• **ABOUT THIS EXERCISE**
Within the data below, find the string "value" and return each line where it occurs.

(Website and app data records)
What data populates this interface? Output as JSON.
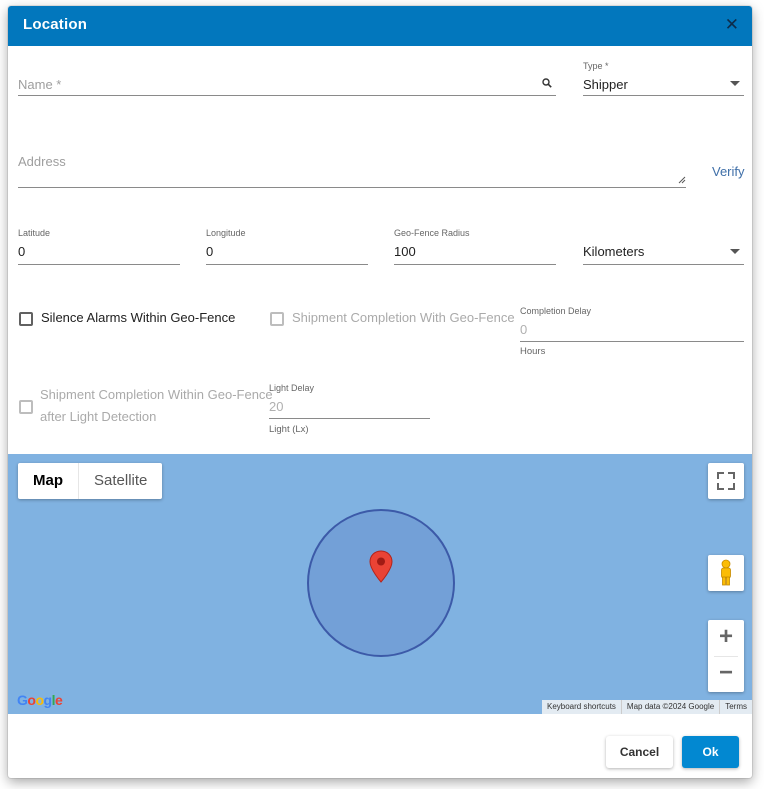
{
  "dialog": {
    "title": "Location",
    "close_glyph": "✕"
  },
  "form": {
    "name": {
      "placeholder": "Name *",
      "icon": "search-icon"
    },
    "type": {
      "label": "Type *",
      "value": "Shipper"
    },
    "address": {
      "placeholder": "Address",
      "verify_label": "Verify"
    },
    "latitude": {
      "label": "Latitude",
      "value": "0"
    },
    "longitude": {
      "label": "Longitude",
      "value": "0"
    },
    "radius": {
      "label": "Geo-Fence Radius",
      "value": "100"
    },
    "unit": {
      "value": "Kilometers"
    },
    "silence_alarms": {
      "label": "Silence Alarms Within Geo-Fence",
      "checked": false
    },
    "shipment_completion": {
      "label": "Shipment Completion With Geo-Fence",
      "checked": false,
      "disabled": true
    },
    "completion_delay": {
      "label": "Completion Delay",
      "value": "0",
      "helper": "Hours"
    },
    "light_completion": {
      "label_line1": "Shipment Completion Within Geo-Fence",
      "label_line2": "after Light Detection",
      "checked": false,
      "disabled": true
    },
    "light_delay": {
      "label": "Light Delay",
      "value": "20",
      "helper": "Light (Lx)"
    }
  },
  "map": {
    "map_type_map": "Map",
    "map_type_satellite": "Satellite",
    "logo_text": "Google",
    "attribution": [
      "Keyboard shortcuts",
      "Map data ©2024 Google",
      "Terms"
    ],
    "water_color": "#80b2e1",
    "fence_color": "#73a0d7",
    "marker_color": "#ea4335"
  },
  "footer": {
    "cancel_label": "Cancel",
    "ok_label": "Ok"
  }
}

• **THE ANSWER**
      "value": "Shipper"
      "value": "0"
      "value": "0"
      "value": "100"
      "value": "Kilometers"
      "value": "0",
      "value": "20",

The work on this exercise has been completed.